(Data about app and page elements)

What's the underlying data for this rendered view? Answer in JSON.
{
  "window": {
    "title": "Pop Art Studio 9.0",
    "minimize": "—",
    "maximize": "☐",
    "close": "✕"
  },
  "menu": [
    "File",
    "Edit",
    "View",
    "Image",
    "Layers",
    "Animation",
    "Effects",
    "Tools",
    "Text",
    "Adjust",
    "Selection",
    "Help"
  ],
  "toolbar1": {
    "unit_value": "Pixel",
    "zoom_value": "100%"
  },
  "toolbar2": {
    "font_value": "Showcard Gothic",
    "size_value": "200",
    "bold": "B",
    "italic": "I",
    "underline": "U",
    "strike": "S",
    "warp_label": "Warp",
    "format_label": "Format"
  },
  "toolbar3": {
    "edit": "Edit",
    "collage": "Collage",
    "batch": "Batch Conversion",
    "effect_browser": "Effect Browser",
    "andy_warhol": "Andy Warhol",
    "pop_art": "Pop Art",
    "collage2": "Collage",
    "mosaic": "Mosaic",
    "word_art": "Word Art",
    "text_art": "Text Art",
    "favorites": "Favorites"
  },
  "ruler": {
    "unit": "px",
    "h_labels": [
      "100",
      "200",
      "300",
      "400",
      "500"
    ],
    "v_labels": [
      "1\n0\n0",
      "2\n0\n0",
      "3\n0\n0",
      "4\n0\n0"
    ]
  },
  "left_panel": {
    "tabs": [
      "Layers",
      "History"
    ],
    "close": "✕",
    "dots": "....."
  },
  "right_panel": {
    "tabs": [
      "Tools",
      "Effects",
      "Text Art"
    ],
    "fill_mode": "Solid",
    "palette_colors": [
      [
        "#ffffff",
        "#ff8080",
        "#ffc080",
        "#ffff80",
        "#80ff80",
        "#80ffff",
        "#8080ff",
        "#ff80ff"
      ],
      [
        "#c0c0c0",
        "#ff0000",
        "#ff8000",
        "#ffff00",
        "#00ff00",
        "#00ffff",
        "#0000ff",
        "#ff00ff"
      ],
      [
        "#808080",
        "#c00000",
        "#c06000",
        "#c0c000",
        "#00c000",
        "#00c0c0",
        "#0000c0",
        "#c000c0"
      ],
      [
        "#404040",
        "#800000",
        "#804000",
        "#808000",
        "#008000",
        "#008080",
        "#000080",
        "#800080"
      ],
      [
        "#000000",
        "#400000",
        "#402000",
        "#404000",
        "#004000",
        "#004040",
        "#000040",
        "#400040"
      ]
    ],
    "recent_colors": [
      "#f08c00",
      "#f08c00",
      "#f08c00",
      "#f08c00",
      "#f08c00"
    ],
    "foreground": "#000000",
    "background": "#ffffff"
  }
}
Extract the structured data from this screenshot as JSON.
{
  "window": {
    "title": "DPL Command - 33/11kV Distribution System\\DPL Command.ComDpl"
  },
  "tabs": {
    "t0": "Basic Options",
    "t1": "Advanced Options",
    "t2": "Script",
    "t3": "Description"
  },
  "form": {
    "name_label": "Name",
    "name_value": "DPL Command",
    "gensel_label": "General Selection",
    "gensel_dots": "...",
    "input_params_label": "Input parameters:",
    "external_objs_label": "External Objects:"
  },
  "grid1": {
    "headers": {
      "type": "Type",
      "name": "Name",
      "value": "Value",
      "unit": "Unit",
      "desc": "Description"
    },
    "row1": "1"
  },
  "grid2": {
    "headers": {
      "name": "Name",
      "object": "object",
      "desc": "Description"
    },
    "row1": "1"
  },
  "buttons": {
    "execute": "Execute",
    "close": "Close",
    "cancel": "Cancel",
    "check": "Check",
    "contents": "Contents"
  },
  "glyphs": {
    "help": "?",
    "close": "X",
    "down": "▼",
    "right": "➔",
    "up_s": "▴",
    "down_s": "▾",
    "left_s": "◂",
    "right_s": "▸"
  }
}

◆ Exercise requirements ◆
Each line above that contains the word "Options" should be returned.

◆ Task result ◆
    "t0": "Basic Options",
    "t1": "Advanced Options",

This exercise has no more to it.